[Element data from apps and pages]
====
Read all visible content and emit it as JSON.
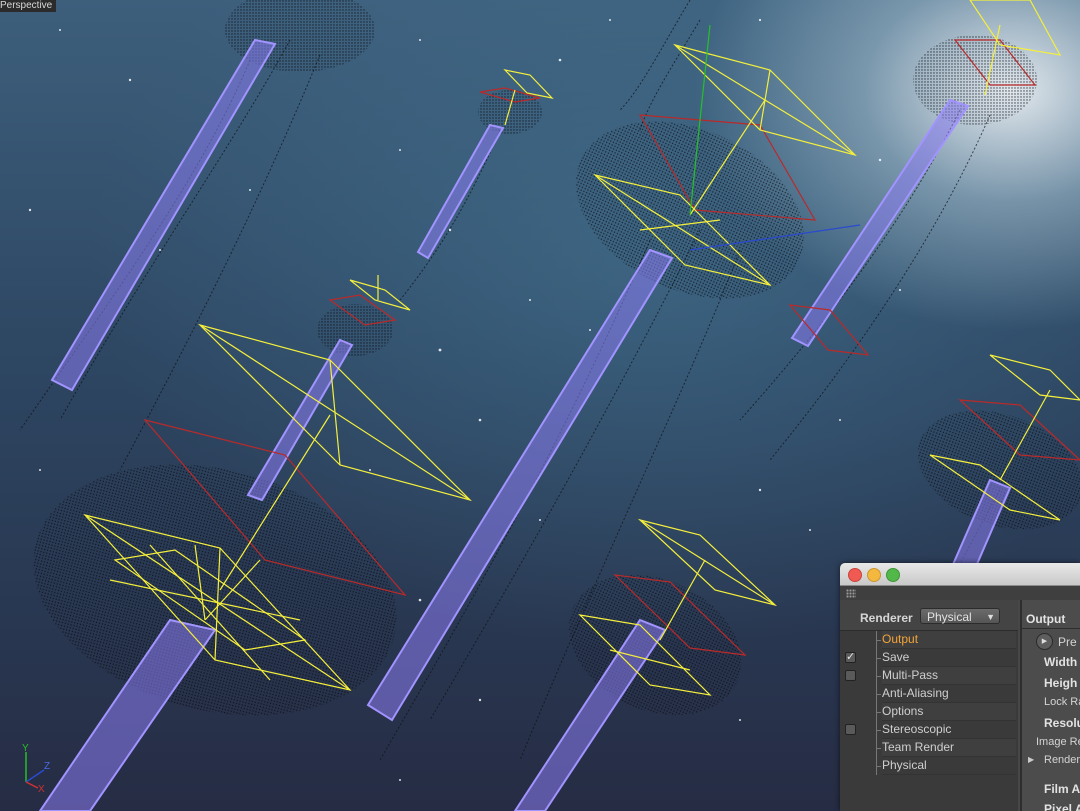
{
  "viewport": {
    "label": "Perspective",
    "axis": {
      "y": "Y",
      "z": "Z",
      "x": "X"
    },
    "colors": {
      "wireframe_yellow": "#f4ef3c",
      "wireframe_red": "#b82a2a",
      "tentacle_purple": "#a294ff",
      "y_axis": "#26c026",
      "z_axis": "#2a4ad0",
      "x_axis": "#d03030"
    }
  },
  "window": {
    "controls": [
      "close",
      "minimize",
      "zoom"
    ],
    "renderer": {
      "label": "Renderer",
      "selected": "Physical"
    },
    "settings": [
      {
        "label": "Output",
        "checkbox": false,
        "checked": false,
        "selected": true
      },
      {
        "label": "Save",
        "checkbox": true,
        "checked": true,
        "selected": false
      },
      {
        "label": "Multi-Pass",
        "checkbox": true,
        "checked": false,
        "selected": false
      },
      {
        "label": "Anti-Aliasing",
        "checkbox": false,
        "checked": false,
        "selected": false
      },
      {
        "label": "Options",
        "checkbox": false,
        "checked": false,
        "selected": false
      },
      {
        "label": "Stereoscopic",
        "checkbox": true,
        "checked": false,
        "selected": false
      },
      {
        "label": "Team Render",
        "checkbox": false,
        "checked": false,
        "selected": false
      },
      {
        "label": "Physical",
        "checkbox": false,
        "checked": false,
        "selected": false
      }
    ],
    "right": {
      "title": "Output",
      "preset_label": "Pre",
      "width_label": "Width",
      "height_label": "Heigh",
      "lock_ratio_label": "Lock Ra",
      "resolution_label": "Resolu",
      "image_res_label": "Image Re",
      "render_label": "Render",
      "film_label": "Film A",
      "pixel_label": "Pixel A"
    }
  }
}
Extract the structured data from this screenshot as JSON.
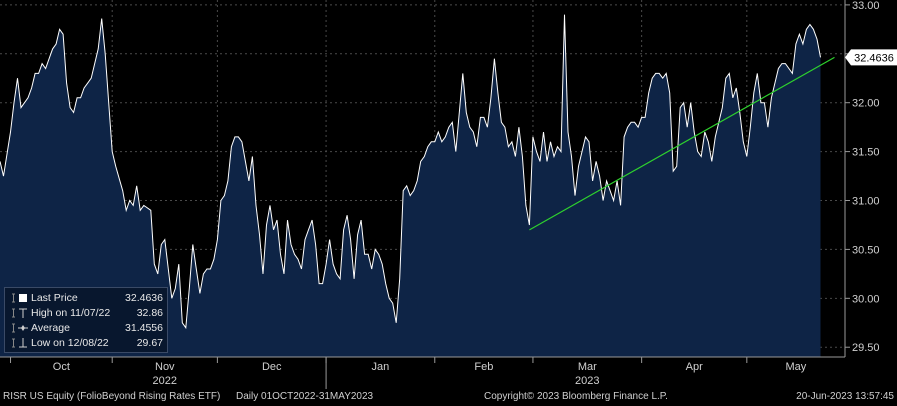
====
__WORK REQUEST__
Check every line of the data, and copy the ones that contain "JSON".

__WRITTEN SOLUTION__
Read all visible content and emit it as JSON.
Extract the structured data from this screenshot as JSON.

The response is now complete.